■ WHAT IS EXPECTED ■
Copy out the listing that follows in its entirety, keeping it exactly the same.

■ PROVIDED MATERIAL ■
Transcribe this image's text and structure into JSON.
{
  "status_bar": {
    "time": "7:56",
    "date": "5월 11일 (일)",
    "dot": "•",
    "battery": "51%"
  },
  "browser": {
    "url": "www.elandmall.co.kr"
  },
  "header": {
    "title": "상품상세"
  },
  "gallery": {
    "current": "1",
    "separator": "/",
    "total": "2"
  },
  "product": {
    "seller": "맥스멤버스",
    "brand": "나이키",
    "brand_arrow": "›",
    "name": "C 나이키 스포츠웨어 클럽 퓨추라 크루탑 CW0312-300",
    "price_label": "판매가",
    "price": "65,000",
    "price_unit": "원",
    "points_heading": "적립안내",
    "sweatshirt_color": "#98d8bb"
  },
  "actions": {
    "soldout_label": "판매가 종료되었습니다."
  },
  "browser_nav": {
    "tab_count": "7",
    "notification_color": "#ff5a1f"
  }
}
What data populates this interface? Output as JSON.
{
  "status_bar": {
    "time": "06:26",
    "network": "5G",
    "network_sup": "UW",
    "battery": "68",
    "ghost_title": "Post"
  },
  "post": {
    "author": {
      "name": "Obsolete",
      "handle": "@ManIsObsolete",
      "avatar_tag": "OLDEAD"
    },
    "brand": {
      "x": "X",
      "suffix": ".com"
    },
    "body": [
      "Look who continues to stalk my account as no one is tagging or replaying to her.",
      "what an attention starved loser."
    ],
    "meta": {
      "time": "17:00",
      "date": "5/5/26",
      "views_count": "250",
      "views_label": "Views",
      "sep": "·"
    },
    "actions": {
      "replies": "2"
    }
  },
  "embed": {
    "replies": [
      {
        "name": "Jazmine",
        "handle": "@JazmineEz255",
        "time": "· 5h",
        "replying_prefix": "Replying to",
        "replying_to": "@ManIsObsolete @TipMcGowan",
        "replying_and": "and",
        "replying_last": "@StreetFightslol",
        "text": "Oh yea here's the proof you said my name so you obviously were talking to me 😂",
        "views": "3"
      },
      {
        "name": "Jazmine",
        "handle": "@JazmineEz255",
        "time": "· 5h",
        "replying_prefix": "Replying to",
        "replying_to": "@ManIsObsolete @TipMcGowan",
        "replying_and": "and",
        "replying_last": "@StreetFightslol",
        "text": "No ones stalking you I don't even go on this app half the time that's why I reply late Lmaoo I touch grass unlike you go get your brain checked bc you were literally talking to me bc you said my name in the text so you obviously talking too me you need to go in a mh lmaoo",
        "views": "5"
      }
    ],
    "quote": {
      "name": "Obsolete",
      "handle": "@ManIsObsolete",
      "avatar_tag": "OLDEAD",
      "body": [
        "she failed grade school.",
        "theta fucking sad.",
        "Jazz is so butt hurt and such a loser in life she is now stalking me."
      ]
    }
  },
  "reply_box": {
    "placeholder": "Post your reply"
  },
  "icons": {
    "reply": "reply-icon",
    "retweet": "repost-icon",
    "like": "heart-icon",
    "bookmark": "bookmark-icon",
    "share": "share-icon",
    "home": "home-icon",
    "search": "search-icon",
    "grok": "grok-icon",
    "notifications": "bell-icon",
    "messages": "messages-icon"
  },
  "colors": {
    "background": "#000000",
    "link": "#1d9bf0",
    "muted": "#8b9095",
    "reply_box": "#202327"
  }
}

■ RESPONSE TO THE EXERCISE ■
Transcribe this image's text and structure into JSON.
{
  "status_bar": {
    "time": "7:56",
    "date": "5월 11일 (일)",
    "dot": "•",
    "battery": "51%"
  },
  "browser": {
    "url": "www.elandmall.co.kr"
  },
  "header": {
    "title": "상품상세"
  },
  "gallery": {
    "current": "1",
    "separator": "/",
    "total": "2"
  },
  "product": {
    "seller": "맥스멤버스",
    "brand": "나이키",
    "brand_arrow": "›",
    "name": "C 나이키 스포츠웨어 클럽 퓨추라 크루탑 CW0312-300",
    "price_label": "판매가",
    "price": "65,000",
    "price_unit": "원",
    "points_heading": "적립안내",
    "sweatshirt_color": "#98d8bb"
  },
  "actions": {
    "soldout_label": "판매가 종료되었습니다."
  },
  "browser_nav": {
    "tab_count": "7",
    "notification_color": "#ff5a1f"
  }
}
What data populates this interface? Output as JSON.
{
  "status_bar": {
    "time": "06:26",
    "network": "5G",
    "network_sup": "UW",
    "battery": "68",
    "ghost_title": "Post"
  },
  "post": {
    "author": {
      "name": "Obsolete",
      "handle": "@ManIsObsolete",
      "avatar_tag": "OLDEAD"
    },
    "brand": {
      "x": "X",
      "suffix": ".com"
    },
    "body": [
      "Look who continues to stalk my account as no one is tagging or replaying to her.",
      "what an attention starved loser."
    ],
    "meta": {
      "time": "17:00",
      "date": "5/5/26",
      "views_count": "250",
      "views_label": "Views",
      "sep": "·"
    },
    "actions": {
      "replies": "2"
    }
  },
  "embed": {
    "replies": [
      {
        "name": "Jazmine",
        "handle": "@JazmineEz255",
        "time": "· 5h",
        "replying_prefix": "Replying to",
        "replying_to": "@ManIsObsolete @TipMcGowan",
        "replying_and": "and",
        "replying_last": "@StreetFightslol",
        "text": "Oh yea here's the proof you said my name so you obviously were talking to me 😂",
        "views": "3"
      },
      {
        "name": "Jazmine",
        "handle": "@JazmineEz255",
        "time": "· 5h",
        "replying_prefix": "Replying to",
        "replying_to": "@ManIsObsolete @TipMcGowan",
        "replying_and": "and",
        "replying_last": "@StreetFightslol",
        "text": "No ones stalking you I don't even go on this app half the time that's why I reply late Lmaoo I touch grass unlike you go get your brain checked bc you were literally talking to me bc you said my name in the text so you obviously talking too me you need to go in a mh lmaoo",
        "views": "5"
      }
    ],
    "quote": {
      "name": "Obsolete",
      "handle": "@ManIsObsolete",
      "avatar_tag": "OLDEAD",
      "body": [
        "she failed grade school.",
        "theta fucking sad.",
        "Jazz is so butt hurt and such a loser in life she is now stalking me."
      ]
    }
  },
  "reply_box": {
    "placeholder": "Post your reply"
  },
  "icons": {
    "reply": "reply-icon",
    "retweet": "repost-icon",
    "like": "heart-icon",
    "bookmark": "bookmark-icon",
    "share": "share-icon",
    "home": "home-icon",
    "search": "search-icon",
    "grok": "grok-icon",
    "notifications": "bell-icon",
    "messages": "messages-icon"
  },
  "colors": {
    "background": "#000000",
    "link": "#1d9bf0",
    "muted": "#8b9095",
    "reply_box": "#202327"
  }
}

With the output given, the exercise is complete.